Abdominal distension occurs when substances, such as air (gas) or fluid, accumulate in the abdomen causing its expansion. It is typically a symptom of an underlying disease or dysfunction in the body, rather than an illness in its own right. People suffering from this condition often describe it as "feeling bloated". Sufferers often experience a sensation of fullness, abdominal pressure and possibly nausea, pain or cramping. In the most extreme cases, upward pressure on the diaphragm and lungs can also cause shortness of breath. Through a variety of causes, bloating is most commonly due to buildup of gas in the stomach, small intestine or colon. The pressure sensation is often relieved, or at least lessened, by belching or flatulence. Medications that settle gas in the stomach and intestines are also commonly used to treat the discomfort and lessen the abdominal distension.
In medicine, Valentino's syndrome is pain presenting in the right lower quadrant of the abdomen caused by a duodenal ulcer with perforation through the retroperitoneum.
An acute abdomen refers to a sudden, severe abdominal pain. It is in many cases a medical emergency, requiring urgent and specific diagnosis. Several causes need immediate surgical treatment.
Epiploic appendagitis (EA) is an uncommon, benign, self-limiting inflammatory process of the epiploic appendices. Other, older terms for the process include appendicitis epiploica and appendagitis, but these terms are used less now in order to avoid confusion with acute appendicitis.
Abdominal guarding is the tensing of the abdominal wall muscles to guard inflamed organs within the abdomen from the pain of pressure upon them. The tensing is detected when the abdominal wall is pressed. Abdominal guarding is also known as 'défense musculaire'.
The abdominopelvic cavity is a body cavity that consists of the abdominal cavity and the pelvic cavity. It contains the stomach, liver, pancreas, spleen, gallbladder, kidneys, and most of the small and large intestines. It also contains the urinary bladder and internal reproductive organs. The abdominal pelvic cavity is a little pocket sac that lies way low in the base of the abdominal pelvis cavity. There's no membrane that separates out the abdominal cavity from the pelvic cavity so it is sometimes referred to as the abdominal pelvis or the peritoneal cavity. There are many diseases and disorders associated with the organs of the abdominopelvic cavity.

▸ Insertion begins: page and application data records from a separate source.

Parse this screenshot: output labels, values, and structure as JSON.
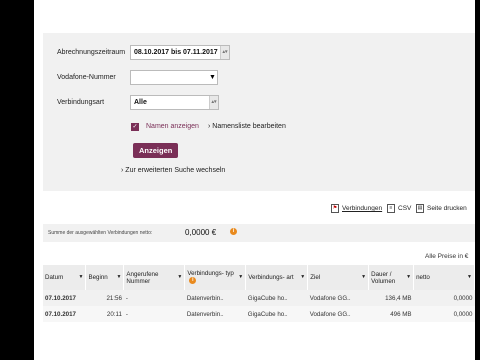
{
  "filters": {
    "period_label": "Abrechnungszeitraum",
    "period_value": "08.10.2017 bis 07.11.2017",
    "number_label": "Vodafone-Nummer",
    "number_value": "",
    "type_label": "Verbindungsart",
    "type_value": "Alle",
    "show_names_label": "Namen anzeigen",
    "show_names_checked": true,
    "edit_names_link": "Namensliste bearbeiten",
    "show_button": "Anzeigen",
    "advanced_search_link": "Zur erweiterten Suche wechseln"
  },
  "toolbar": {
    "connections_label": "Verbindungen",
    "csv_label": "CSV",
    "print_label": "Seite drucken"
  },
  "summary": {
    "label": "Summe der ausgewählten Verbindungen netto:",
    "value": "0,0000 €"
  },
  "prices_note": "Alle Preise in €",
  "table": {
    "headers": [
      "Datum",
      "Beginn",
      "Angerufene Nummer",
      "Verbindungs- typ",
      "Verbindungs- art",
      "Ziel",
      "Dauer / Volumen",
      "netto"
    ],
    "rows": [
      [
        "07.10.2017",
        "21:56",
        "-",
        "Datenverbin..",
        "GigaCube ho..",
        "Vodafone GG..",
        "136,4 MB",
        "0,0000"
      ],
      [
        "07.10.2017",
        "20:11",
        "-",
        "Datenverbin..",
        "GigaCube ho..",
        "Vodafone GG..",
        "496 MB",
        "0,0000"
      ]
    ]
  },
  "colors": {
    "accent": "#7a2f57",
    "info": "#e98a1e",
    "panel": "#f1f1f1"
  }
}
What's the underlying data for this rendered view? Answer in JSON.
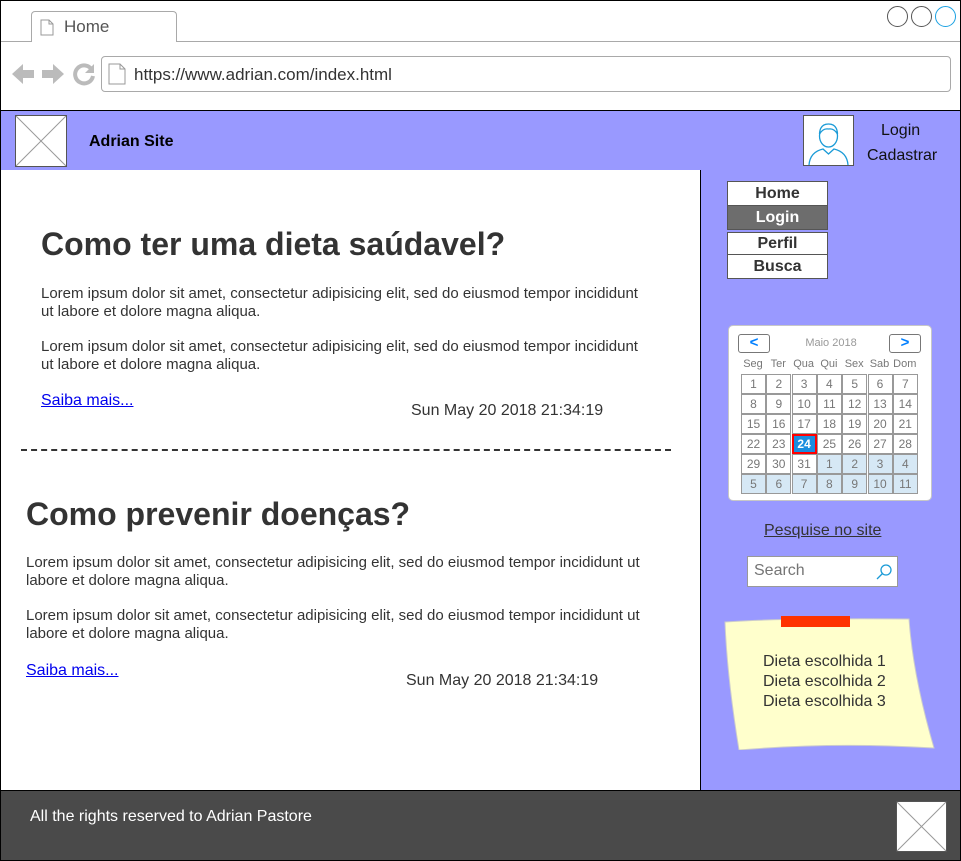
{
  "browser": {
    "tab_label": "Home",
    "url": "https://www.adrian.com/index.html",
    "icons": [
      "back-arrow-icon",
      "forward-arrow-icon",
      "reload-icon",
      "page-icon"
    ]
  },
  "header": {
    "site_title": "Adrian Site",
    "login": "Login",
    "register": "Cadastrar",
    "bg_color": "#9999ff"
  },
  "articles": [
    {
      "title": "Como ter uma dieta saúdavel?",
      "paragraphs": [
        "Lorem ipsum dolor sit amet, consectetur adipisicing elit, sed do eiusmod tempor incididunt ut labore et dolore magna aliqua.",
        "Lorem ipsum dolor sit amet, consectetur adipisicing elit, sed do eiusmod tempor incididunt ut labore et dolore magna aliqua."
      ],
      "more": "Saiba mais...",
      "date": "Sun May 20 2018 21:34:19"
    },
    {
      "title": "Como prevenir doenças?",
      "paragraphs": [
        "Lorem ipsum dolor sit amet, consectetur adipisicing elit, sed do eiusmod tempor incididunt ut labore et dolore magna aliqua.",
        "Lorem ipsum dolor sit amet, consectetur adipisicing elit, sed do eiusmod tempor incididunt ut labore et dolore magna aliqua."
      ],
      "more": "Saiba mais...",
      "date": "Sun May 20 2018 21:34:19"
    }
  ],
  "sidebar": {
    "menu": [
      {
        "label": "Home",
        "active": false
      },
      {
        "label": "Login",
        "active": true
      },
      {
        "label": "Perfil",
        "active": false
      },
      {
        "label": "Busca",
        "active": false
      }
    ],
    "calendar": {
      "month_label": "Maio 2018",
      "prev": "<",
      "next": ">",
      "weekdays": [
        "Seg",
        "Ter",
        "Qua",
        "Qui",
        "Sex",
        "Sab",
        "Dom"
      ],
      "weeks": [
        [
          "1",
          "2",
          "3",
          "4",
          "5",
          "6",
          "7"
        ],
        [
          "8",
          "9",
          "10",
          "11",
          "12",
          "13",
          "14"
        ],
        [
          "15",
          "16",
          "17",
          "18",
          "19",
          "20",
          "21"
        ],
        [
          "22",
          "23",
          "24",
          "25",
          "26",
          "27",
          "28"
        ],
        [
          "29",
          "30",
          "31",
          "1",
          "2",
          "3",
          "4"
        ],
        [
          "5",
          "6",
          "7",
          "8",
          "9",
          "10",
          "11"
        ]
      ],
      "selected": "24"
    },
    "search_label": "Pesquise no site",
    "search_placeholder": "Search",
    "sticky_note": [
      "Dieta escolhida 1",
      "Dieta escolhida 2",
      "Dieta escolhida 3"
    ],
    "sticky_color": "#ffffcc",
    "tape_color": "#ff3300"
  },
  "footer": {
    "text": "All the rights reserved to Adrian Pastore",
    "bg_color": "#4a4a4a"
  }
}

Abdominal trauma is an injury to the abdomen. Signs and symptoms include abdominal pain, tenderness, rigidity, and bruising of the external abdomen. Complications may include blood loss and infection.
Hinchey Classification is used to describe perforations of the colon due to diverticulitis. The classification was developed by Dr. E John Hinchey (1934-present), a general surgeon at the Montreal General Hospital and professor of surgery at McGill University.
Tertiary peritonitis is the inflammation of the peritoneum which persists for 48 hours after a surgery that has been successfully carried out in adequate surgical conditions. Tertiary peritonitis is usually the most delayed and severe consequence of nosocomial intra-abdominal infection. Patients who acquire tertiary peritonitis are usually admitted to ICU due to the critical, life-threatening nature of the condition which can lead to multi-organ failure despite treatment and has a high mortality rate of 60%. Signs and symptoms of tertiary peritonitis include fever, hypotension and abdominal pain. Diagnosis of the condition is often difficult and treatment intervention should be as early as possible.